Salt is poured into the wound when CompuServe informs you that refunds for useless and inflated connect-time have been discontinued. If all that were not enough, even when you do connect to CompuServe and manage to get its former excellent service, you cannot run at 56kbps. CompuServe’s New Zealand modems run at only 33.6kbps — but it tends to choke at that, which compels you to reset to 28.8kbps, and even that is spotty.
One wonders if CompuServe, which is owned by America Online, which is merging with Time-Warner and EMI to become Net superheavyweight, is serious about Enzed.
The Minister of Consumer Affairs says it looks as if CompuServe has fallen foul of contract law (because it bills for service it does not provide, and draws line on refunds), and the Consumer Guarantees Act (for non-commercial users). The MCA also says there is potential issue of misrepresentation under the Fair Trading Act because CompuServe documentation says, amongst other things, that it does not suffer the overloading problems associated with the Internet where commercial performance standards are not universally applied.
When these performance, capacity, bandwidth and billing issues were mailed to CompuServe’s New Zealand wing, its entire response, signed by its marketing manager, Ricky Berg, was: “I confirm receipt of your email. Cheers.”

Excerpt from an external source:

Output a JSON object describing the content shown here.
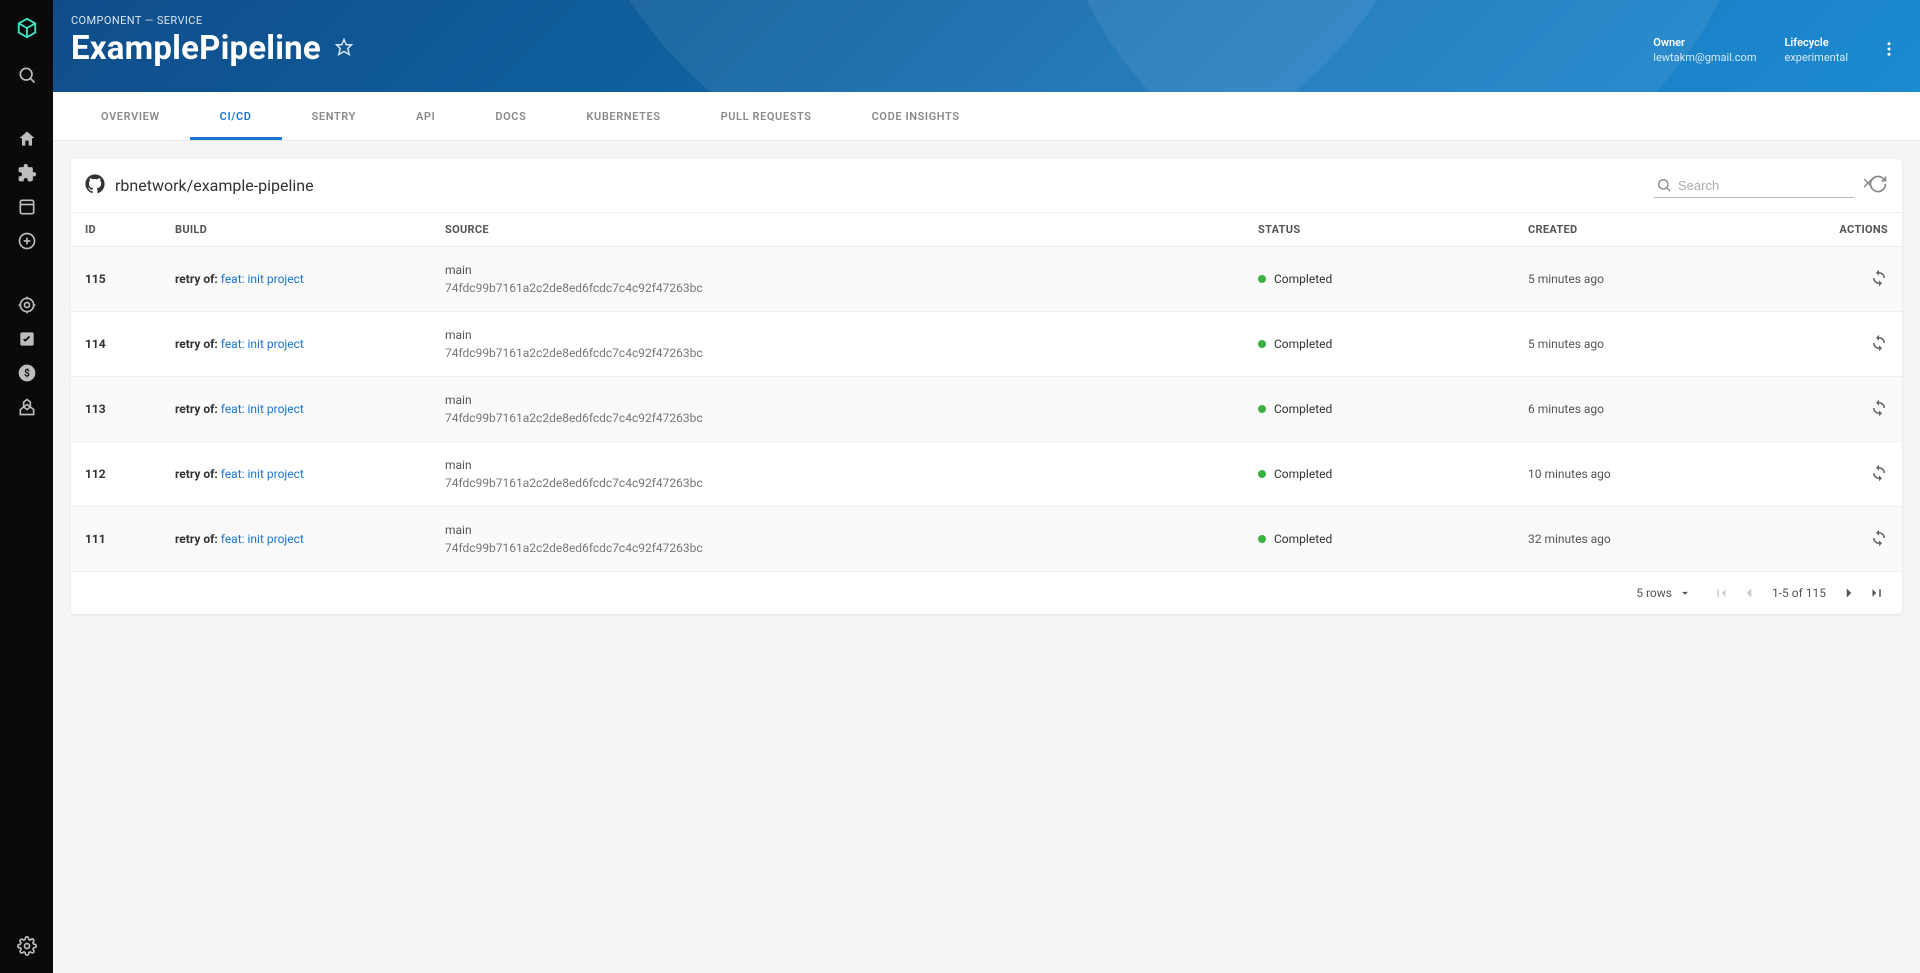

I wish people addicted to MS-Word would realise that when they send emails in Word format most of them are junk, because they contain both the text and big pile of Word’s formatting rubbish. They should use their browsers for creating email, so that all they send is text.
I now receive these horrors regularly, mostly from large, well-known company. One consumed 31k, but had only 6k of text. The other 26k was formatting. Far more unfriendly was the 132k monster from an MP that contained mere 7k of message.

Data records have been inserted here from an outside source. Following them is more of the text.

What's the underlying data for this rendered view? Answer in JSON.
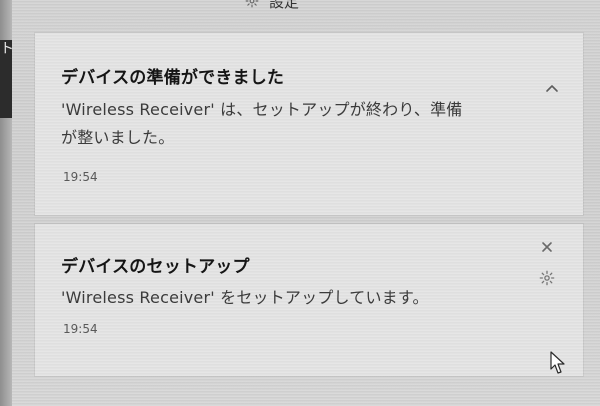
{
  "header": {
    "title": "設定",
    "gear_icon": "gear-icon"
  },
  "left_panel": {
    "tab_label": "ト"
  },
  "notifications": [
    {
      "title": "デバイスの準備ができました",
      "body_line1": "'Wireless Receiver' は、セットアップが終わり、準備",
      "body_line2": "が整いました。",
      "time": "19:54",
      "action_icon": "chevron-up-icon"
    },
    {
      "title": "デバイスのセットアップ",
      "body_line1": "'Wireless Receiver' をセットアップしています。",
      "time": "19:54",
      "action_icons": [
        "close-icon",
        "gear-icon"
      ]
    }
  ],
  "colors": {
    "background": "#cfcfcf",
    "card": "#e3e3e3",
    "title": "#151515",
    "body": "#3b3b3b",
    "time": "#595959"
  }
}
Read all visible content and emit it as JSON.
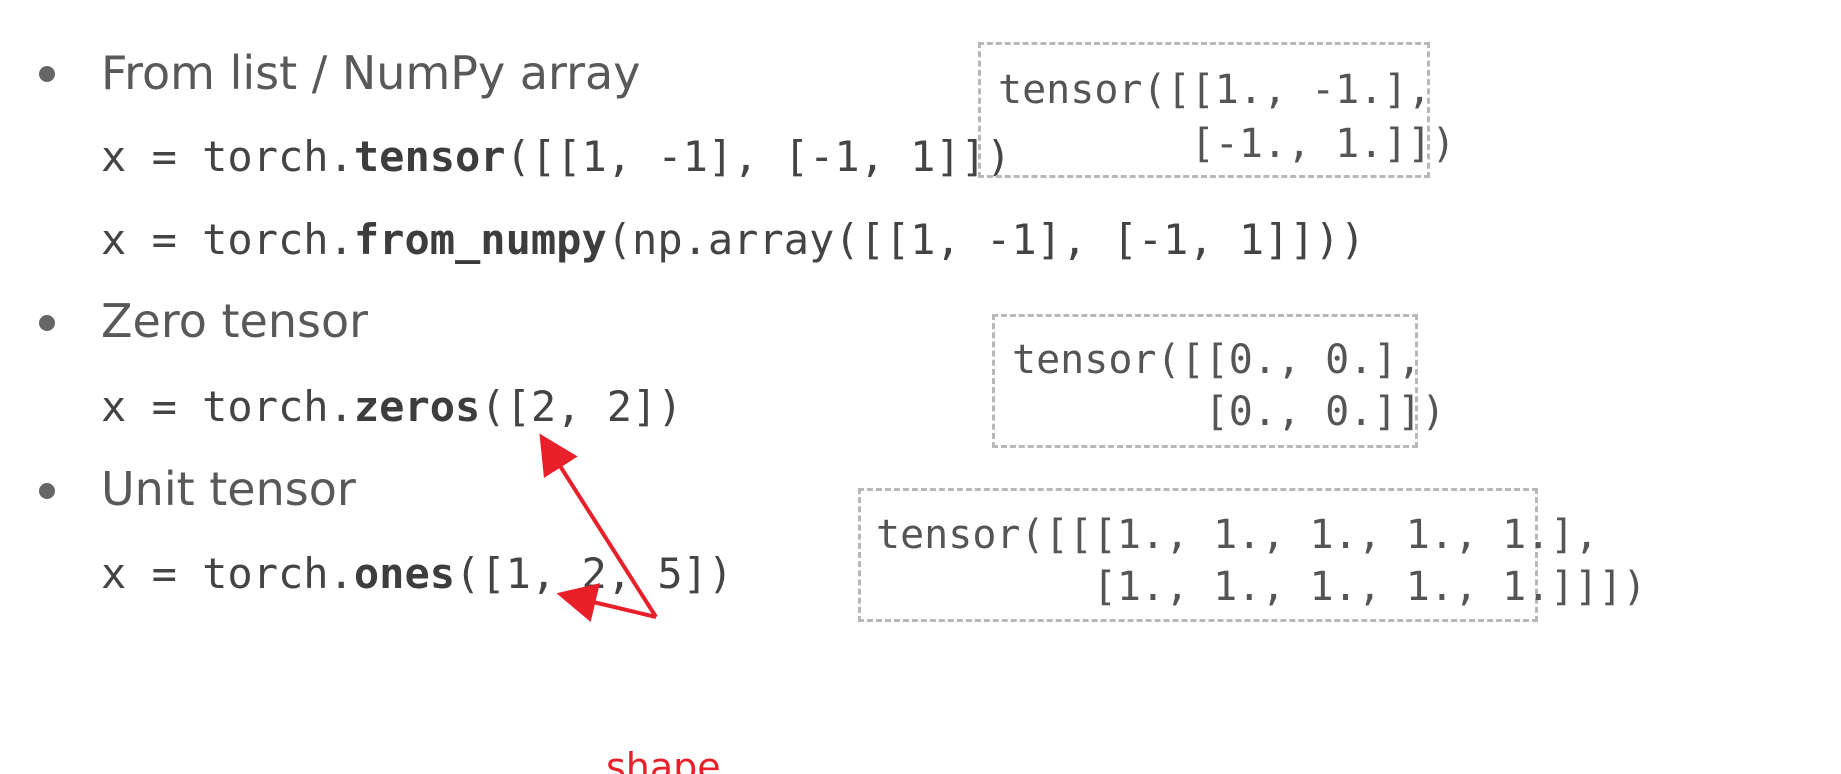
{
  "sections": [
    {
      "heading": "From list / NumPy array",
      "code_lines": [
        {
          "pre": "x = torch.",
          "fn": "tensor",
          "post": "([[1, -1], [-1, 1]])"
        },
        {
          "pre": "x = torch.",
          "fn": "from_numpy",
          "post": "(np.array([[1, -1], [-1, 1]]))"
        }
      ],
      "output_lines": [
        "tensor([[1., -1.],",
        "        [-1., 1.]])"
      ]
    },
    {
      "heading": "Zero tensor",
      "code_lines": [
        {
          "pre": "x = torch.",
          "fn": "zeros",
          "post": "([2, 2])"
        }
      ],
      "output_lines": [
        "tensor([[0., 0.],",
        "        [0., 0.]])"
      ]
    },
    {
      "heading": "Unit tensor",
      "code_lines": [
        {
          "pre": "x = torch.",
          "fn": "ones",
          "post": "([1, 2, 5])"
        }
      ],
      "output_lines": [
        "tensor([[[1., 1., 1., 1., 1.],",
        "         [1., 1., 1., 1., 1.]]])"
      ]
    }
  ],
  "annotation": {
    "label": "shape",
    "color": "#e8202a"
  }
}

Even worse, when Word addicts do not switch off their undo buffers you get all that stuff too.
You can either let the junk fill your disk or waste time getting rid of it. Whatever you do, it is pain—and it burns connect-time.
It is good netiquette to remember that email recipients may not be like you: huge company with pockets deep enough to buy the e-planet.

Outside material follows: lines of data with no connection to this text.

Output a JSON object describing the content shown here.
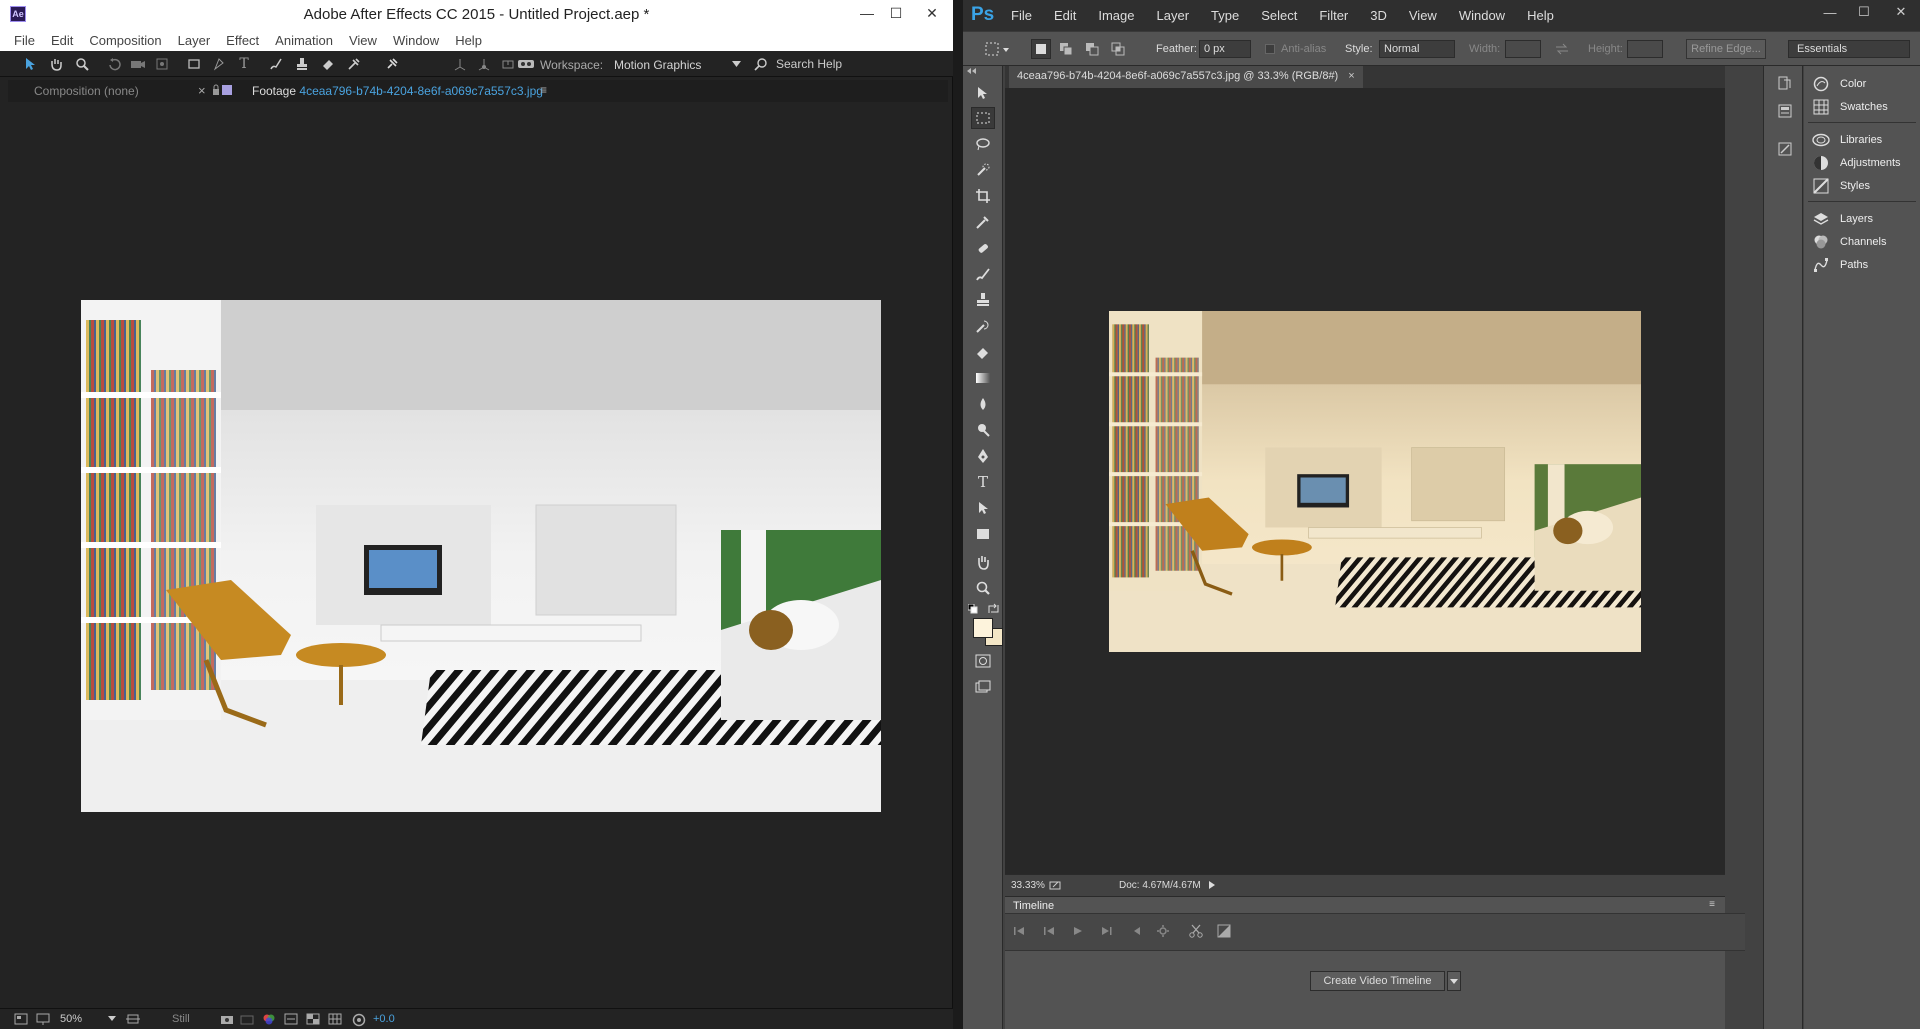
{
  "after_effects": {
    "logo": "Ae",
    "title": "Adobe After Effects CC 2015 - Untitled Project.aep *",
    "menu": [
      "File",
      "Edit",
      "Composition",
      "Layer",
      "Effect",
      "Animation",
      "View",
      "Window",
      "Help"
    ],
    "toolbar": {
      "workspace_label": "Workspace:",
      "workspace_value": "Motion Graphics",
      "search_placeholder": "Search Help"
    },
    "tabs": {
      "composition": "Composition (none)",
      "footage_prefix": "Footage",
      "footage_name": "4ceaa796-b74b-4204-8e6f-a069c7a557c3.jpg"
    },
    "status": {
      "zoom": "50%",
      "mode": "Still",
      "exposure": "+0.0"
    }
  },
  "photoshop": {
    "logo": "Ps",
    "menu": [
      "File",
      "Edit",
      "Image",
      "Layer",
      "Type",
      "Select",
      "Filter",
      "3D",
      "View",
      "Window",
      "Help"
    ],
    "options": {
      "feather_label": "Feather:",
      "feather_value": "0 px",
      "anti_alias_label": "Anti-alias",
      "style_label": "Style:",
      "style_value": "Normal",
      "width_label": "Width:",
      "height_label": "Height:",
      "refine_edge": "Refine Edge...",
      "workspace": "Essentials"
    },
    "document_tab": "4ceaa796-b74b-4204-8e6f-a069c7a557c3.jpg @ 33.3% (RGB/8#)",
    "status": {
      "zoom": "33.33%",
      "doc_size": "Doc: 4.67M/4.67M"
    },
    "timeline": {
      "title": "Timeline",
      "create_button": "Create Video Timeline"
    },
    "panels": [
      "Color",
      "Swatches",
      "Libraries",
      "Adjustments",
      "Styles",
      "Layers",
      "Channels",
      "Paths"
    ],
    "colors": {
      "foreground": "#fdf3dc",
      "background": "#f3e6c6"
    }
  }
}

We think 56 kilobits/sec makes quick modem. But, as silicon Crocodile Dundee might say with sneer, hauling out what consortium in the US has been testing: “That’s not modem. *This* is modem.”
“This” runs at 2.4 gigabits per second — about 45,000 times faster than your 56k snail. It could slurp up the 18Gb of top-end DVD in about seven secs.
But on fibre-optics you can top that — if you are Lucent Technologies — with nonchalant 160 gigabits/sec, which is about 3,000,000 times faster than your 56k slice of continental drift. It could gobble 10 18Gb DVDs per second.
Off the net
More from the incorrigible Mik Towse (UK): “VirusScan message: Windows 98 found: Remove it (Y/N)?”
Nobilangelo Ceramalus is writer, desktop publisher, graphics designer, webmaster and image processor.